Every record needs to be repeated exactly; its pictures do not.

======== PROVIDED RECORDS ========

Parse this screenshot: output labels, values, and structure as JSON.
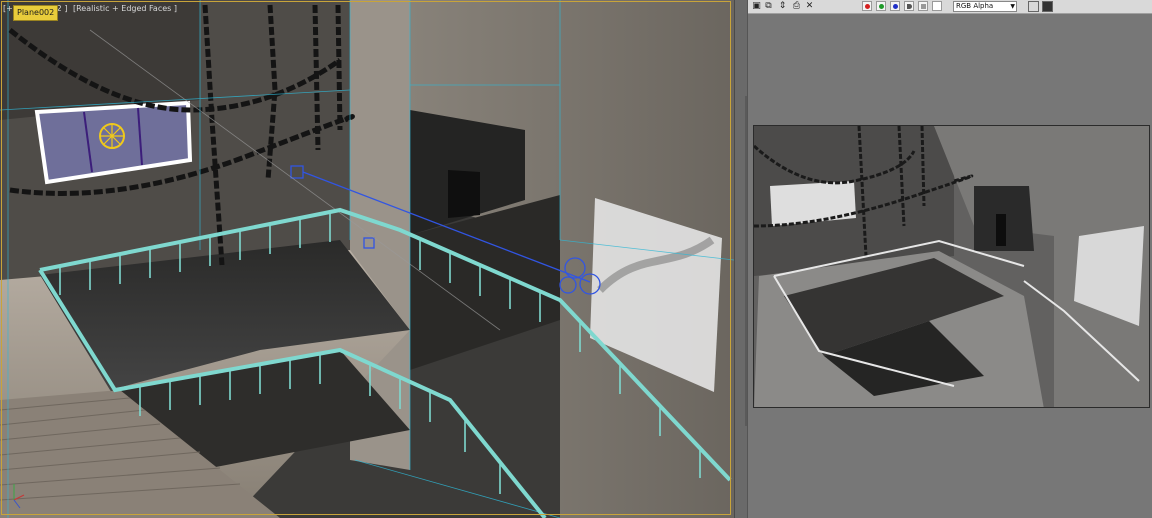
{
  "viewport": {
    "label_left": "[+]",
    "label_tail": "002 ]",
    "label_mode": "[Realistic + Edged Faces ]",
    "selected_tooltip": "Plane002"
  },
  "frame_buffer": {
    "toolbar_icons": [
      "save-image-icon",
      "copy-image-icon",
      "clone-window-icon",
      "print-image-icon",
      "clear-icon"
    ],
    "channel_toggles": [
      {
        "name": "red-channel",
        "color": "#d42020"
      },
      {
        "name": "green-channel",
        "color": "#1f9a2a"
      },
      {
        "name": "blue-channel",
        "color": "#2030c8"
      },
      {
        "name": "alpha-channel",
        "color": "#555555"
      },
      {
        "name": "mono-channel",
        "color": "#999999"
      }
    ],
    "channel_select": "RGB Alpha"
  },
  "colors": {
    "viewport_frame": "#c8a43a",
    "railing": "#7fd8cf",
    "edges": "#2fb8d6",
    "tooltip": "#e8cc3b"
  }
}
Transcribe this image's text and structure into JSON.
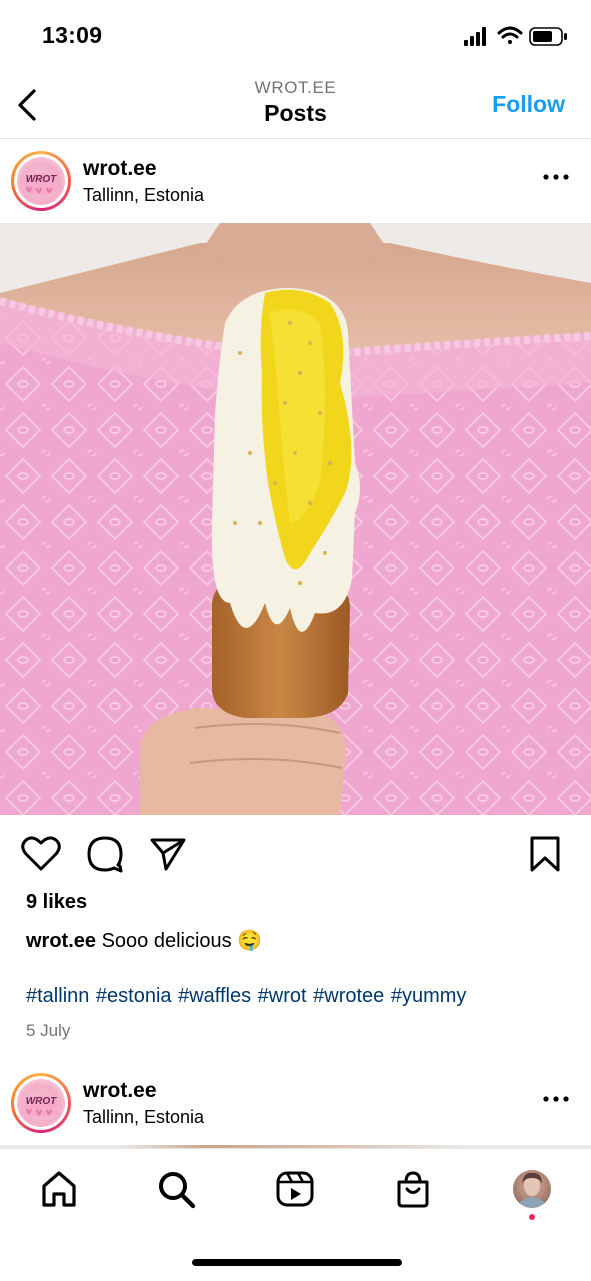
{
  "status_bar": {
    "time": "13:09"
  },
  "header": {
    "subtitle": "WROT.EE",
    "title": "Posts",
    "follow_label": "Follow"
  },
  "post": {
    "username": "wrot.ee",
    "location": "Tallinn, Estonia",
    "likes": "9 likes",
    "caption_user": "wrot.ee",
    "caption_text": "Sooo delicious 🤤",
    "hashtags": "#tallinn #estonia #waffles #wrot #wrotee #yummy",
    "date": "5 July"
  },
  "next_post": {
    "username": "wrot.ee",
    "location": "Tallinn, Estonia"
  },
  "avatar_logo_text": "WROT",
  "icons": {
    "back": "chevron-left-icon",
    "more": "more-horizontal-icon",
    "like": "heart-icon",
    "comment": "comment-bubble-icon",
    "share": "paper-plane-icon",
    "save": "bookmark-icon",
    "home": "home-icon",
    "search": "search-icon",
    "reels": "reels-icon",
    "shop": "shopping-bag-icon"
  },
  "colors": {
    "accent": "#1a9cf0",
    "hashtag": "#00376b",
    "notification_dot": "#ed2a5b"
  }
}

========

TASK ANSWER:
Parse this screenshot: output labels, values, and structure as JSON.
{
  "viewport": {
    "label_left": "[+]",
    "label_tail": "002 ]",
    "label_mode": "[Realistic + Edged Faces ]",
    "selected_tooltip": "Plane002"
  },
  "frame_buffer": {
    "toolbar_icons": [
      "save-image-icon",
      "copy-image-icon",
      "clone-window-icon",
      "print-image-icon",
      "clear-icon"
    ],
    "channel_toggles": [
      {
        "name": "red-channel",
        "color": "#d42020"
      },
      {
        "name": "green-channel",
        "color": "#1f9a2a"
      },
      {
        "name": "blue-channel",
        "color": "#2030c8"
      },
      {
        "name": "alpha-channel",
        "color": "#555555"
      },
      {
        "name": "mono-channel",
        "color": "#999999"
      }
    ],
    "channel_select": "RGB Alpha"
  },
  "colors": {
    "viewport_frame": "#c8a43a",
    "railing": "#7fd8cf",
    "edges": "#2fb8d6",
    "tooltip": "#e8cc3b"
  }
}
Transcribe this image's text and structure into JSON.
{
  "status_bar": {
    "time": "13:09"
  },
  "header": {
    "subtitle": "WROT.EE",
    "title": "Posts",
    "follow_label": "Follow"
  },
  "post": {
    "username": "wrot.ee",
    "location": "Tallinn, Estonia",
    "likes": "9 likes",
    "caption_user": "wrot.ee",
    "caption_text": "Sooo delicious 🤤",
    "hashtags": "#tallinn #estonia #waffles #wrot #wrotee #yummy",
    "date": "5 July"
  },
  "next_post": {
    "username": "wrot.ee",
    "location": "Tallinn, Estonia"
  },
  "avatar_logo_text": "WROT",
  "icons": {
    "back": "chevron-left-icon",
    "more": "more-horizontal-icon",
    "like": "heart-icon",
    "comment": "comment-bubble-icon",
    "share": "paper-plane-icon",
    "save": "bookmark-icon",
    "home": "home-icon",
    "search": "search-icon",
    "reels": "reels-icon",
    "shop": "shopping-bag-icon"
  },
  "colors": {
    "accent": "#1a9cf0",
    "hashtag": "#00376b",
    "notification_dot": "#ed2a5b"
  }
}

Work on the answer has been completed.